--- What the task requires ---
Which lines of the data include the string "第一课时"? List them all.

___ Supplied data

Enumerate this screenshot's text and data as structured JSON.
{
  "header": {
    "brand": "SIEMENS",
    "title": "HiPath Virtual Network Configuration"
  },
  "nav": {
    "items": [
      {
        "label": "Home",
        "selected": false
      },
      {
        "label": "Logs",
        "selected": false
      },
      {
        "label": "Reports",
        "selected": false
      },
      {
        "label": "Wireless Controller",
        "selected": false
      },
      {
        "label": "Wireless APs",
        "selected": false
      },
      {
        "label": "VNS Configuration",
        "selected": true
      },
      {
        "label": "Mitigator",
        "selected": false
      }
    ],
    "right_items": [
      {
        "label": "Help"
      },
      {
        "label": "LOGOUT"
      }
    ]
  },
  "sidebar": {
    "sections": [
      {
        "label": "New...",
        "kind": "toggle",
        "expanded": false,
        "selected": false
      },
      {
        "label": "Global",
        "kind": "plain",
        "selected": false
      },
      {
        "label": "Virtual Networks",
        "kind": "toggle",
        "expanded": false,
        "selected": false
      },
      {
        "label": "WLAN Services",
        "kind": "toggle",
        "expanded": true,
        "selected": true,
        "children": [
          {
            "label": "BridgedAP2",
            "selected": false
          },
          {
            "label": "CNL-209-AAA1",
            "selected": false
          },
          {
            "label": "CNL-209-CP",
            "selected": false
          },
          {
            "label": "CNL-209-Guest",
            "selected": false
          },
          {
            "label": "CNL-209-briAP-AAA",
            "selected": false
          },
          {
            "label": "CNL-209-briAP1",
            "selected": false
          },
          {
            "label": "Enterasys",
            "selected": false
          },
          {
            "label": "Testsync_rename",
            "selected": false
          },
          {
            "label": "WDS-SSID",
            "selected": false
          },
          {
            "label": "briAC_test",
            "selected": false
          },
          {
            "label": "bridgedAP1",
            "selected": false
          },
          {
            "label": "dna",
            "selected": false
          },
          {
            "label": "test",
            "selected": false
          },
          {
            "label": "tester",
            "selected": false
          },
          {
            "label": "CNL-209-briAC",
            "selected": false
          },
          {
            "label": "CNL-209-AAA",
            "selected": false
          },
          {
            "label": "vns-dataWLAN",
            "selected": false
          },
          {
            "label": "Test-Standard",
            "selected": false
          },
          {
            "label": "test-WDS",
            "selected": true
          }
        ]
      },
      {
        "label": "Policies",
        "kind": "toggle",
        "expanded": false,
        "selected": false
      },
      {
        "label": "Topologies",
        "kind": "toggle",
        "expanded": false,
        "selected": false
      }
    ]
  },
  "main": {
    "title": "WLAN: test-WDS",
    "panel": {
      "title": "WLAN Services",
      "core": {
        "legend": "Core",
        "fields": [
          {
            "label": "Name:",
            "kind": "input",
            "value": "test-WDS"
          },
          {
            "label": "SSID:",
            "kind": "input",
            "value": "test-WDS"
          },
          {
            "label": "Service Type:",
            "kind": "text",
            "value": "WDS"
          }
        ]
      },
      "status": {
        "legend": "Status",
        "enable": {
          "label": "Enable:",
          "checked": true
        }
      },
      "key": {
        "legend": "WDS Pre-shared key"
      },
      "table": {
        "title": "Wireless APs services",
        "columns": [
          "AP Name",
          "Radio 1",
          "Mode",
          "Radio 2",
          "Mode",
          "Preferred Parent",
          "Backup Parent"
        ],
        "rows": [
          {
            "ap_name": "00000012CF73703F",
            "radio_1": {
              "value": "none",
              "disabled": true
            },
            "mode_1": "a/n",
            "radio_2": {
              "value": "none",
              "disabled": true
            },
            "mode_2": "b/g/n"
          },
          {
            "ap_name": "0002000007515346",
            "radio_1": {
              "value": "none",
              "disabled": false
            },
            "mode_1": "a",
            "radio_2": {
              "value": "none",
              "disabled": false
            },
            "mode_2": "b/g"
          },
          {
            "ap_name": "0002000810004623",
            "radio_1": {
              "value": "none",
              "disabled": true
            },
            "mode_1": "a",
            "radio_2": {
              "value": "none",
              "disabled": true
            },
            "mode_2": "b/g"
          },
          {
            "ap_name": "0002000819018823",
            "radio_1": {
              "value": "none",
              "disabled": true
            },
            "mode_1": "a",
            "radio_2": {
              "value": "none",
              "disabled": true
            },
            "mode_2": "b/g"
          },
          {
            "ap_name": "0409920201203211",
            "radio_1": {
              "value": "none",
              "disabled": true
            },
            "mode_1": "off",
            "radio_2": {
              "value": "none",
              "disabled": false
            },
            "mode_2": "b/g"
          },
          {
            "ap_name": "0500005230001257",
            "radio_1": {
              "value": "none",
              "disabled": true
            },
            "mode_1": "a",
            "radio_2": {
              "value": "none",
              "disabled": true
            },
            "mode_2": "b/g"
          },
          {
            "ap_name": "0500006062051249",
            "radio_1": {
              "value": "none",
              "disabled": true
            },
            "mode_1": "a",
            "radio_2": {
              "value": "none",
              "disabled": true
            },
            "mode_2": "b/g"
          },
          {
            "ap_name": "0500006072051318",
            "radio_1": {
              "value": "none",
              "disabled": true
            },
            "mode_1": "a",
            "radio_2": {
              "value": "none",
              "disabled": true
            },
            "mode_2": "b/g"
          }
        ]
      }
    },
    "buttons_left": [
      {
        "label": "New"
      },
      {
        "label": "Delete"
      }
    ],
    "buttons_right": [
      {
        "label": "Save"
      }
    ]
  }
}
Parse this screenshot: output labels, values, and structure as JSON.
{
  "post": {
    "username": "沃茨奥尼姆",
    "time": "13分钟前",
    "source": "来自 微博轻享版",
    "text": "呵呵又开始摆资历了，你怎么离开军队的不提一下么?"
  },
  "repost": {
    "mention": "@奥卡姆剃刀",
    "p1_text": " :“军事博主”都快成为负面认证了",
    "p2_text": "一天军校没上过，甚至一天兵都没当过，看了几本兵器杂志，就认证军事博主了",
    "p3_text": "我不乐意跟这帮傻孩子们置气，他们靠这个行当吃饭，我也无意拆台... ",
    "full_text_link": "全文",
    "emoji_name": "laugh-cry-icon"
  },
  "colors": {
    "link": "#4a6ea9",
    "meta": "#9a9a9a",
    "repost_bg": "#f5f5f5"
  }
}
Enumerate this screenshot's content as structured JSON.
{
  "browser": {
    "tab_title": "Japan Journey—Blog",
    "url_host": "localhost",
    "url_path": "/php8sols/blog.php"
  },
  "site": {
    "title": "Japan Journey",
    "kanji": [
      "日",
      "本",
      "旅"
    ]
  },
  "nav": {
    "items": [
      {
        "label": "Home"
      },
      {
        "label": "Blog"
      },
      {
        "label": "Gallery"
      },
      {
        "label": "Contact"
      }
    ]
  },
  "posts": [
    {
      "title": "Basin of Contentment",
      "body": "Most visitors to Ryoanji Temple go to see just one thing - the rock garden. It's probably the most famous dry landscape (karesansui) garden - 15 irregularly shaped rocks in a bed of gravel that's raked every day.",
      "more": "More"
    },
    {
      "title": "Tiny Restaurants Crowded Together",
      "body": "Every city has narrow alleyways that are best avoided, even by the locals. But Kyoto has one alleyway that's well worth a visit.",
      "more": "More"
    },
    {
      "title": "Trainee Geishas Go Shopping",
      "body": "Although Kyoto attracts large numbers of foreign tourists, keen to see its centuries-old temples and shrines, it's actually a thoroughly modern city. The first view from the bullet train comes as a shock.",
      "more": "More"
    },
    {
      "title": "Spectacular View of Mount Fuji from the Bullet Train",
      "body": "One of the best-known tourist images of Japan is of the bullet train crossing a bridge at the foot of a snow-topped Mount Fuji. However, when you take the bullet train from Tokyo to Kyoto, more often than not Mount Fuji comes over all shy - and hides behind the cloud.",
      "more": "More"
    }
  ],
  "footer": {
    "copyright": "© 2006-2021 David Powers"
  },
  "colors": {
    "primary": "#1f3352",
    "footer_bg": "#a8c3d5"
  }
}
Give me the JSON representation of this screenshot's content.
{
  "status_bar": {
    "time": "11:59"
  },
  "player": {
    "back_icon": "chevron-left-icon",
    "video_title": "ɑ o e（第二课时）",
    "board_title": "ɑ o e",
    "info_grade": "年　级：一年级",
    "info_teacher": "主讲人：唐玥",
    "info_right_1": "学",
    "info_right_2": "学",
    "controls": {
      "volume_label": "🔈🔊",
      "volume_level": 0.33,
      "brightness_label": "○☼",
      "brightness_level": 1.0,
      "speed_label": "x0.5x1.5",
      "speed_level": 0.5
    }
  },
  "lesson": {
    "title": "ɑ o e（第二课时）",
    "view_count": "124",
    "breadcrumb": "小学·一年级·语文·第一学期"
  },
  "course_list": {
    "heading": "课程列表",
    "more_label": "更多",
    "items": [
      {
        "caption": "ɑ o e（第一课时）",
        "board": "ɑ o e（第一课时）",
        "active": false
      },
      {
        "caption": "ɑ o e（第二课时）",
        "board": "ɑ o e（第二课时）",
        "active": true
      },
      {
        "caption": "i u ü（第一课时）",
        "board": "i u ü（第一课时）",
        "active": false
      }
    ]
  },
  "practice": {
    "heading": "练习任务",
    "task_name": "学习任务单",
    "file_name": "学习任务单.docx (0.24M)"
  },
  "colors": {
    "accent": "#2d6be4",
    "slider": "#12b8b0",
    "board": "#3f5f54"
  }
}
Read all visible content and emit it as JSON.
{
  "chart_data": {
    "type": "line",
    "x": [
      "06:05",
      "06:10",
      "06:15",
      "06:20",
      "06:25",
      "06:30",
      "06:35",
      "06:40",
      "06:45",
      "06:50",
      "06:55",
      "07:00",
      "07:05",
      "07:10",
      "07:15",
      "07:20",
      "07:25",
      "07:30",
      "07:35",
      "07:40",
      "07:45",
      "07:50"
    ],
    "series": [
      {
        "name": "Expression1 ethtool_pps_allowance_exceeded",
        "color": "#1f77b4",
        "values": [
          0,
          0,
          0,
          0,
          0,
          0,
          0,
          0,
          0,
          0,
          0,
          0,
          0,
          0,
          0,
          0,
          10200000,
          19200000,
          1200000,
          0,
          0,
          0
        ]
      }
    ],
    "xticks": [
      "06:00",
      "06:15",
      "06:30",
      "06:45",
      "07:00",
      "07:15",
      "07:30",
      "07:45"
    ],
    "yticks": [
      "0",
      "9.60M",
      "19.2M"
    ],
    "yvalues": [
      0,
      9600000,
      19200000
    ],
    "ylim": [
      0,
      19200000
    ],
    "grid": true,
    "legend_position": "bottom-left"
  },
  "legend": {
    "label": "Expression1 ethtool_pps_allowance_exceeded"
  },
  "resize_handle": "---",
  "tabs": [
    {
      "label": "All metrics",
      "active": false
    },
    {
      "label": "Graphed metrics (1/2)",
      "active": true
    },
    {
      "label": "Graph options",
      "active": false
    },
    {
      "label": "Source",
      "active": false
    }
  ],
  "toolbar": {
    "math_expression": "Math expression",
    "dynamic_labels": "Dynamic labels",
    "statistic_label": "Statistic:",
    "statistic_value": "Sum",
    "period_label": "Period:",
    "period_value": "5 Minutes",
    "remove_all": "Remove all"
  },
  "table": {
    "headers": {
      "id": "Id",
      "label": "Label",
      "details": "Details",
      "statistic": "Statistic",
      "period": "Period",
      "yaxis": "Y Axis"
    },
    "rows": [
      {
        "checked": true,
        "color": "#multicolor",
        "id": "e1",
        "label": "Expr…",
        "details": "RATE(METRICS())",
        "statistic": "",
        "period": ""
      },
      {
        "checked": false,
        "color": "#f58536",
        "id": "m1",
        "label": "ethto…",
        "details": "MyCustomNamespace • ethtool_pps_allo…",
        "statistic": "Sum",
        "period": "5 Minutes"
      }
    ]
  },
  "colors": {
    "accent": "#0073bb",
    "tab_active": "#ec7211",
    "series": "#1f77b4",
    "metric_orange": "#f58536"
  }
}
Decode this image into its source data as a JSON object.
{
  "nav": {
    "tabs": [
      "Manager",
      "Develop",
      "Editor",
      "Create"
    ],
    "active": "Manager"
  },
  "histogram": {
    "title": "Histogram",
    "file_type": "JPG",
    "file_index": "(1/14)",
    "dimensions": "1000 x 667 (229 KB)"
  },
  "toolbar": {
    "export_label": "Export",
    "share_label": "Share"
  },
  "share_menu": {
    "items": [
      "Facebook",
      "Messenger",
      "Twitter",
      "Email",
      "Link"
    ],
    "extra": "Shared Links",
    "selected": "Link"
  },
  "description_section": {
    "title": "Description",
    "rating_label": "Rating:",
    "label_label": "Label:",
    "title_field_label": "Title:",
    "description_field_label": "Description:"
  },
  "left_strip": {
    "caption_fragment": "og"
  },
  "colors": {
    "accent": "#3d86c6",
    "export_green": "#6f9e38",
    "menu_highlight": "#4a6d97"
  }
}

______

--- Written reply ---
        "caption": "ɑ o e（第一课时）",
        "board": "ɑ o e（第一课时）",
        "caption": "i u ü（第一课时）",
        "board": "i u ü（第一课时）",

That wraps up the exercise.